Methods: A monitor presented visual information in two targets. The method of teaching was matching to sample. Three types of stimuli were presented: signs (A), colored disks (B), and geometrical shapes (C). The sample was one type, and the choice was between two stimuli from another type. The patient used his SCP to steer a cursor to one of the targets. A smiley was presented as a reward when he hit the correct target. The patient was taught A-B and B-C (sample - comparison) matching with three stimuli of each type. Tests for stimulus equivalence involved the untaught B-A, C-B, A-C, and C-A relations. An additional test was discrimination between all three stimuli of one equivalence class presented together versus three unrelated stimuli. The patient also had sessions with identity matching using the same stimuli.

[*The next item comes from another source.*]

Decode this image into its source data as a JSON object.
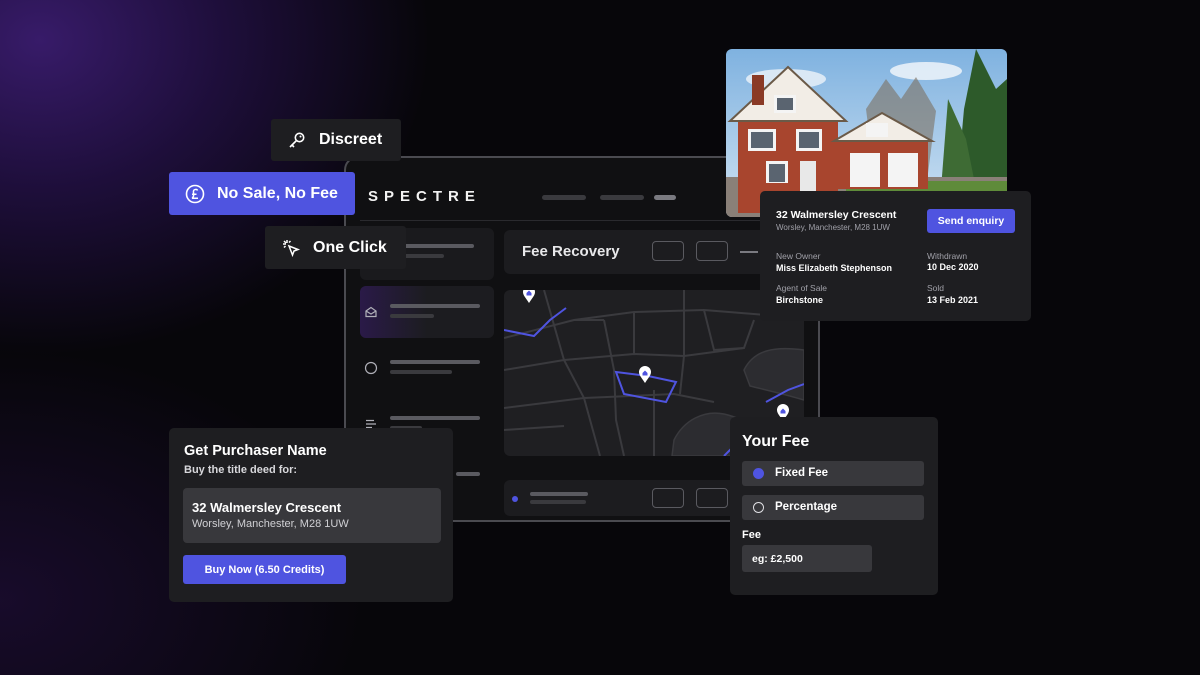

Results: The patient showed high accuracy, close to 100%, on identity matching and could therefore discriminate the stimuli and control the cursor correctly. Acquisition of A-B matching took 11 sessions (of 70 trials each) and had to be broken into simpler units before he could learn it. Acquisition of B-C matching took two sessions. The patient passed all equivalence class tests at 90% or higher.

Conclusion: The patient may have had a deficit in acquisition of the first conditional association of signs and colored disks. In contrast, the patient showed clear evidence that A-B and B-C training had resulted in formation of equivalence classes. The brain-computer interface technology combined with the matching to sample method is a useful way to assess various cognitive abilities of severely paralyzed patients, who are without reliable motor control.

No MeSH data available.